→ **How to complete this task**
Your reply should be made up of every line in the records below that holds the string "Sulyok".

*** Entries supplied Section Begins ***

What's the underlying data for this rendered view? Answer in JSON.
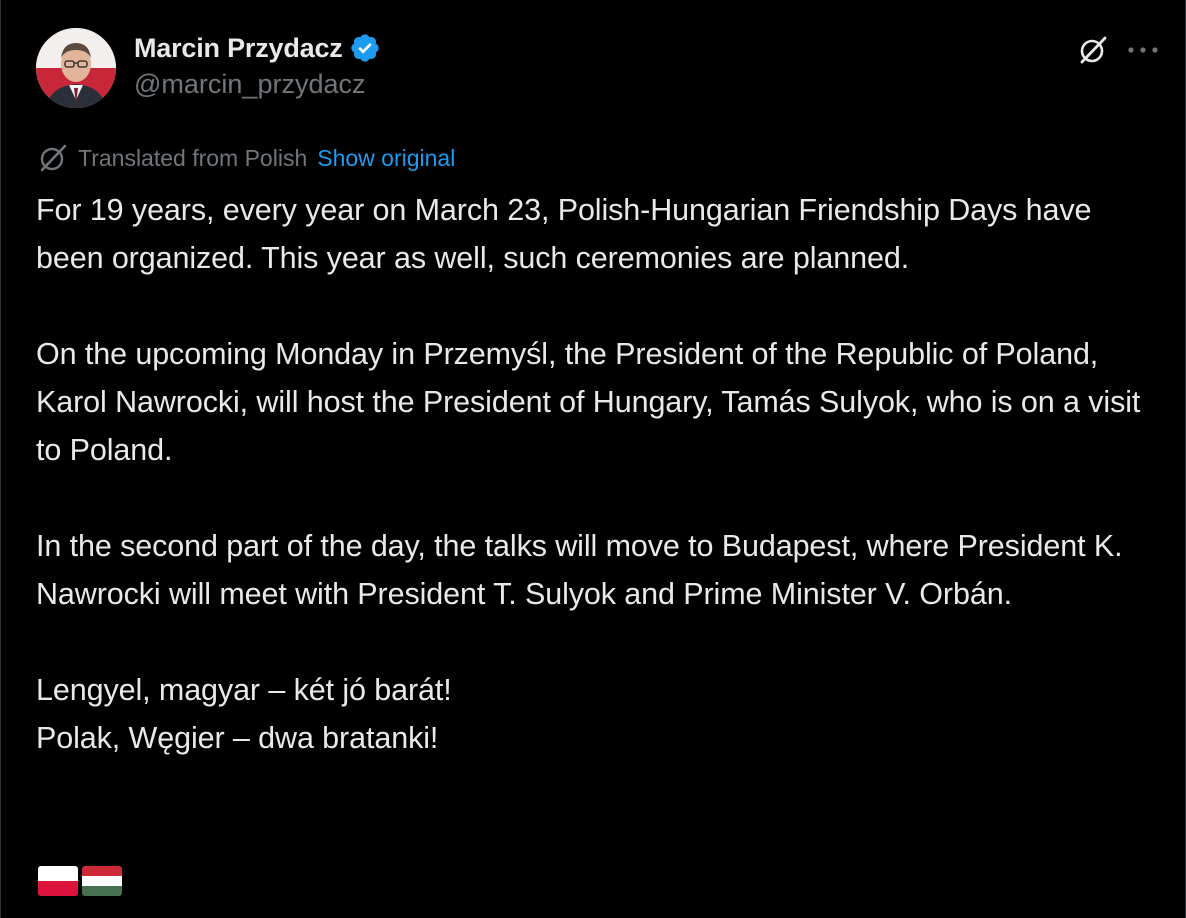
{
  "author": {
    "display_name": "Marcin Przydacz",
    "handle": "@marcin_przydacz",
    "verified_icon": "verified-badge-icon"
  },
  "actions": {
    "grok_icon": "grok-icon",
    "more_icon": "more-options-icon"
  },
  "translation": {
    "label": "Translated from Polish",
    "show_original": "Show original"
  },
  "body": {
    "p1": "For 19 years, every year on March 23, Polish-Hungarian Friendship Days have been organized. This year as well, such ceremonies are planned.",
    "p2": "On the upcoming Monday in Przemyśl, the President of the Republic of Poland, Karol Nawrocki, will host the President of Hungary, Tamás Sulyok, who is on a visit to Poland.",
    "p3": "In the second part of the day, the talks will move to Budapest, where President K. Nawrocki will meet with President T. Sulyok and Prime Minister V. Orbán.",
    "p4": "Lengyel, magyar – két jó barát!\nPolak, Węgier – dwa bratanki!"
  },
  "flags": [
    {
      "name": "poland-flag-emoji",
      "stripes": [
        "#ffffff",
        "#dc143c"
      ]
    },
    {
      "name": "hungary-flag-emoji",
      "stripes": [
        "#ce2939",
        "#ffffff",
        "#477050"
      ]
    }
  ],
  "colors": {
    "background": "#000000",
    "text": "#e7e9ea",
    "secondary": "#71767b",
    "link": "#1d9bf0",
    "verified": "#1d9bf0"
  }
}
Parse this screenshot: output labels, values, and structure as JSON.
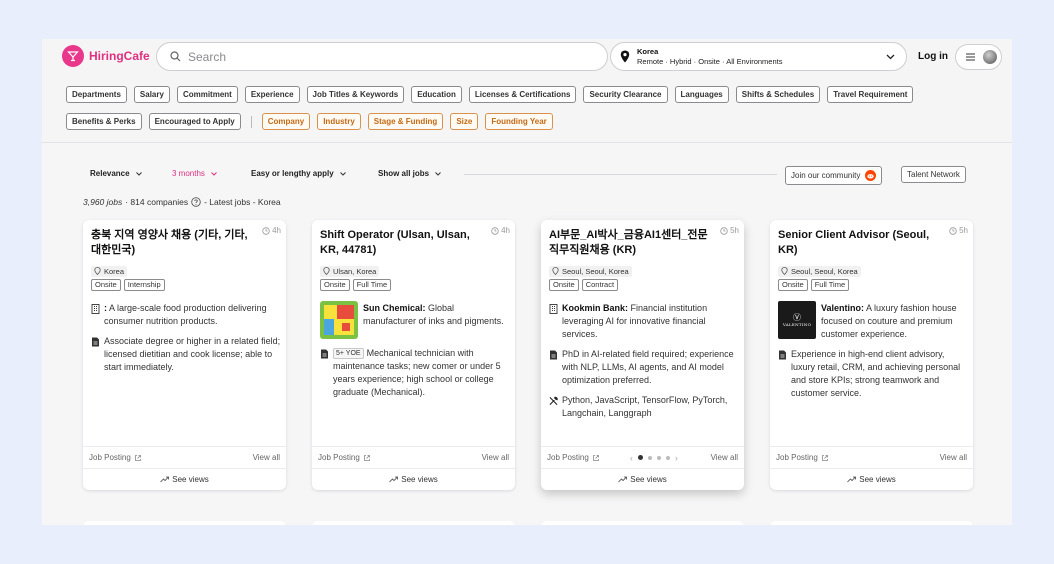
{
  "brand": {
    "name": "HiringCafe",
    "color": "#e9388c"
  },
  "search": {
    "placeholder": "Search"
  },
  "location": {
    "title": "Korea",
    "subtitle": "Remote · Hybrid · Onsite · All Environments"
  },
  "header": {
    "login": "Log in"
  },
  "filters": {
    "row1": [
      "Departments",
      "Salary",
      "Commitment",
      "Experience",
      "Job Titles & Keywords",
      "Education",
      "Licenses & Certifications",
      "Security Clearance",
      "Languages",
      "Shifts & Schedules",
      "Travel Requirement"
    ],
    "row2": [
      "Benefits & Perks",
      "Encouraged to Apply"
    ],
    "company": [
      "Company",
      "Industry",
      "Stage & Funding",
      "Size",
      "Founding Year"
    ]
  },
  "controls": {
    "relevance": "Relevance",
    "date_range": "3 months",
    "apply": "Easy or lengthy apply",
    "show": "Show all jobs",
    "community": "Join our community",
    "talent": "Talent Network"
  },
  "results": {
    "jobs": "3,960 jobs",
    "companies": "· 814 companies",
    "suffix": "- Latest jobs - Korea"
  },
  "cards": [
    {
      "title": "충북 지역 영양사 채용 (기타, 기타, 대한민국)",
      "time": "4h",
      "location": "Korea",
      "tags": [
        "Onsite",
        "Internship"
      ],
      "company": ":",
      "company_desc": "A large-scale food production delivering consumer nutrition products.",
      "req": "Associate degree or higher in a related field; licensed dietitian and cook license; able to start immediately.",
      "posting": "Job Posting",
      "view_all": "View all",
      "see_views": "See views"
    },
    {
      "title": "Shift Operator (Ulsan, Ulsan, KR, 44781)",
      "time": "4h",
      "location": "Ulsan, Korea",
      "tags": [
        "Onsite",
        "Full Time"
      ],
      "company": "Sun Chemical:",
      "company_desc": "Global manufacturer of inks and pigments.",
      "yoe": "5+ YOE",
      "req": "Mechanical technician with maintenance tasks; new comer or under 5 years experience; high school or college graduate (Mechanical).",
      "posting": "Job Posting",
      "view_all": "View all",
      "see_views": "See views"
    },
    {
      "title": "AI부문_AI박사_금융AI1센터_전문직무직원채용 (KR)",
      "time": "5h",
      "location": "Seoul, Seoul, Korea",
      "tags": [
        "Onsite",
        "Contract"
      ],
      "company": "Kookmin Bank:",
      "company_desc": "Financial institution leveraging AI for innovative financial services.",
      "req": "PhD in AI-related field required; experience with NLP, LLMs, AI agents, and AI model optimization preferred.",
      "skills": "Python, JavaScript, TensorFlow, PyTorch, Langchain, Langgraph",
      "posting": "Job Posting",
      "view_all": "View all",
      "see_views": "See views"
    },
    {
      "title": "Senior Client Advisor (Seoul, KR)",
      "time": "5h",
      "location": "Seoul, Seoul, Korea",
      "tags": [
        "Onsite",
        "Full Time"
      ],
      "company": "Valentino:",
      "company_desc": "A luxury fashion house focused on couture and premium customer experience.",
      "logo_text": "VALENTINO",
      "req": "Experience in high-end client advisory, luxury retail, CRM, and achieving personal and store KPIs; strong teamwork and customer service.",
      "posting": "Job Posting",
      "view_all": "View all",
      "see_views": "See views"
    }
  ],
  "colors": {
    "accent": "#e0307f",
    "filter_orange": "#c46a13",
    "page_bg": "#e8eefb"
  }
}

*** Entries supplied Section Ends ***

→ **Answer**
    "p2": "On the upcoming Monday in Przemyśl, the President of the Republic of Poland, Karol Nawrocki, will host the President of Hungary, Tamás Sulyok, who is on a visit to Poland.",
    "p3": "In the second part of the day, the talks will move to Budapest, where President K. Nawrocki will meet with President T. Sulyok and Prime Minister V. Orbán.",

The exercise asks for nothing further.